> [What is needed] Look at the entries below and reproduce them exactly.

> [Recorded information]
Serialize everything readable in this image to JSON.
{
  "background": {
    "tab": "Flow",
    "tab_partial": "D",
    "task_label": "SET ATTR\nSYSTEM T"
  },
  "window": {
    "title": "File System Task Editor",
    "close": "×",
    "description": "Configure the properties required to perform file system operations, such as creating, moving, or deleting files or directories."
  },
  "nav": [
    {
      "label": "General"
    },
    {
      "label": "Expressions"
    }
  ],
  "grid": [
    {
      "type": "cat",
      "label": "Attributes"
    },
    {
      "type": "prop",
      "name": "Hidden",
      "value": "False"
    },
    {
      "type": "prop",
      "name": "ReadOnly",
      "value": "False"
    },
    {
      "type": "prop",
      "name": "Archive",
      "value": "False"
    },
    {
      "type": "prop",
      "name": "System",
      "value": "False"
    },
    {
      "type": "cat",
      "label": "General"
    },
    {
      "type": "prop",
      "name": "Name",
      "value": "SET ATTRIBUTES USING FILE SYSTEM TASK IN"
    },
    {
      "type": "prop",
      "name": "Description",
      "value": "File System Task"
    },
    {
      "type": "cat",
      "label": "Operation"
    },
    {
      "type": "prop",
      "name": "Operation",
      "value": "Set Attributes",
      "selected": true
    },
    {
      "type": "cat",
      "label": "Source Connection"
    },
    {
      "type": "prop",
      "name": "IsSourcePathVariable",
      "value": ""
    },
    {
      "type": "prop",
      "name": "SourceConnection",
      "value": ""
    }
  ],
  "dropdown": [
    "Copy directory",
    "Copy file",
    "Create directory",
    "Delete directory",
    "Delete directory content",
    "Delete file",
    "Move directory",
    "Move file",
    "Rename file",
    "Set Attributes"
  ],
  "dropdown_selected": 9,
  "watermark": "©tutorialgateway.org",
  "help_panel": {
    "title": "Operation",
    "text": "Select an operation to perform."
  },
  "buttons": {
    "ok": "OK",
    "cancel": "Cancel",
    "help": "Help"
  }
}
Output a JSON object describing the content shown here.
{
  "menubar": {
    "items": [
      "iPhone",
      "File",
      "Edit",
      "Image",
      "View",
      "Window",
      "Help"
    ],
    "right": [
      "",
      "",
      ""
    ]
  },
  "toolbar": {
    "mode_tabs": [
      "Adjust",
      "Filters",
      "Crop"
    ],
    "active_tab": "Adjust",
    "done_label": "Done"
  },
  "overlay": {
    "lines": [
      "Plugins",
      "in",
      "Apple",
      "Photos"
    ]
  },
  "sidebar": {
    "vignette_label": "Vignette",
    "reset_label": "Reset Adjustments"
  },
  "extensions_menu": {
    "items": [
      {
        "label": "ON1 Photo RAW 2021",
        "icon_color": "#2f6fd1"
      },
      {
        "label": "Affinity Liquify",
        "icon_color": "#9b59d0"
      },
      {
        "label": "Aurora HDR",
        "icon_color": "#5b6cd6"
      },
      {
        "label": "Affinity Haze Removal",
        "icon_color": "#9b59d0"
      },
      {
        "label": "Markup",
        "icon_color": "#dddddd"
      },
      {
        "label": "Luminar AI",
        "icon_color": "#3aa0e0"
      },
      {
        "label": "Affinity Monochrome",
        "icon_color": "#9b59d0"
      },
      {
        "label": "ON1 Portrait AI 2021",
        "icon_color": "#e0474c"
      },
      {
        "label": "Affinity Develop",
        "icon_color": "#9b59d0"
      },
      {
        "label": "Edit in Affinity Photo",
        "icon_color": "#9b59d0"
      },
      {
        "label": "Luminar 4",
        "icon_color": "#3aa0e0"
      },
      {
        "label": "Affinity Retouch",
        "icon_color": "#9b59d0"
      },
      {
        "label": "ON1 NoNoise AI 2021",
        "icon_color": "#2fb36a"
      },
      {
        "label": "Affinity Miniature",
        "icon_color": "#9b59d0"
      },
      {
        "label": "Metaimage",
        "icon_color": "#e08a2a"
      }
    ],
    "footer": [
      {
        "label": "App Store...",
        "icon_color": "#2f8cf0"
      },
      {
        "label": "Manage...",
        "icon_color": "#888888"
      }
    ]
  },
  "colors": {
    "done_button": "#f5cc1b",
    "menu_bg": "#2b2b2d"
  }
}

> [Response below]
Serialize everything readable in this image to JSON.
{
  "background": {
    "tab": "Flow",
    "tab_partial": "D",
    "task_label": "SET ATTR\nSYSTEM T"
  },
  "window": {
    "title": "File System Task Editor",
    "close": "×",
    "description": "Configure the properties required to perform file system operations, such as creating, moving, or deleting files or directories."
  },
  "nav": [
    {
      "label": "General"
    },
    {
      "label": "Expressions"
    }
  ],
  "grid": [
    {
      "type": "cat",
      "label": "Attributes"
    },
    {
      "type": "prop",
      "name": "Hidden",
      "value": "False"
    },
    {
      "type": "prop",
      "name": "ReadOnly",
      "value": "False"
    },
    {
      "type": "prop",
      "name": "Archive",
      "value": "False"
    },
    {
      "type": "prop",
      "name": "System",
      "value": "False"
    },
    {
      "type": "cat",
      "label": "General"
    },
    {
      "type": "prop",
      "name": "Name",
      "value": "SET ATTRIBUTES USING FILE SYSTEM TASK IN"
    },
    {
      "type": "prop",
      "name": "Description",
      "value": "File System Task"
    },
    {
      "type": "cat",
      "label": "Operation"
    },
    {
      "type": "prop",
      "name": "Operation",
      "value": "Set Attributes",
      "selected": true
    },
    {
      "type": "cat",
      "label": "Source Connection"
    },
    {
      "type": "prop",
      "name": "IsSourcePathVariable",
      "value": ""
    },
    {
      "type": "prop",
      "name": "SourceConnection",
      "value": ""
    }
  ],
  "dropdown": [
    "Copy directory",
    "Copy file",
    "Create directory",
    "Delete directory",
    "Delete directory content",
    "Delete file",
    "Move directory",
    "Move file",
    "Rename file",
    "Set Attributes"
  ],
  "dropdown_selected": 9,
  "watermark": "©tutorialgateway.org",
  "help_panel": {
    "title": "Operation",
    "text": "Select an operation to perform."
  },
  "buttons": {
    "ok": "OK",
    "cancel": "Cancel",
    "help": "Help"
  }
}
Output a JSON object describing the content shown here.
{
  "menubar": {
    "items": [
      "iPhone",
      "File",
      "Edit",
      "Image",
      "View",
      "Window",
      "Help"
    ],
    "right": [
      "",
      "",
      ""
    ]
  },
  "toolbar": {
    "mode_tabs": [
      "Adjust",
      "Filters",
      "Crop"
    ],
    "active_tab": "Adjust",
    "done_label": "Done"
  },
  "overlay": {
    "lines": [
      "Plugins",
      "in",
      "Apple",
      "Photos"
    ]
  },
  "sidebar": {
    "vignette_label": "Vignette",
    "reset_label": "Reset Adjustments"
  },
  "extensions_menu": {
    "items": [
      {
        "label": "ON1 Photo RAW 2021",
        "icon_color": "#2f6fd1"
      },
      {
        "label": "Affinity Liquify",
        "icon_color": "#9b59d0"
      },
      {
        "label": "Aurora HDR",
        "icon_color": "#5b6cd6"
      },
      {
        "label": "Affinity Haze Removal",
        "icon_color": "#9b59d0"
      },
      {
        "label": "Markup",
        "icon_color": "#dddddd"
      },
      {
        "label": "Luminar AI",
        "icon_color": "#3aa0e0"
      },
      {
        "label": "Affinity Monochrome",
        "icon_color": "#9b59d0"
      },
      {
        "label": "ON1 Portrait AI 2021",
        "icon_color": "#e0474c"
      },
      {
        "label": "Affinity Develop",
        "icon_color": "#9b59d0"
      },
      {
        "label": "Edit in Affinity Photo",
        "icon_color": "#9b59d0"
      },
      {
        "label": "Luminar 4",
        "icon_color": "#3aa0e0"
      },
      {
        "label": "Affinity Retouch",
        "icon_color": "#9b59d0"
      },
      {
        "label": "ON1 NoNoise AI 2021",
        "icon_color": "#2fb36a"
      },
      {
        "label": "Affinity Miniature",
        "icon_color": "#9b59d0"
      },
      {
        "label": "Metaimage",
        "icon_color": "#e08a2a"
      }
    ],
    "footer": [
      {
        "label": "App Store...",
        "icon_color": "#2f8cf0"
      },
      {
        "label": "Manage...",
        "icon_color": "#888888"
      }
    ]
  },
  "colors": {
    "done_button": "#f5cc1b",
    "menu_bg": "#2b2b2d"
  }
}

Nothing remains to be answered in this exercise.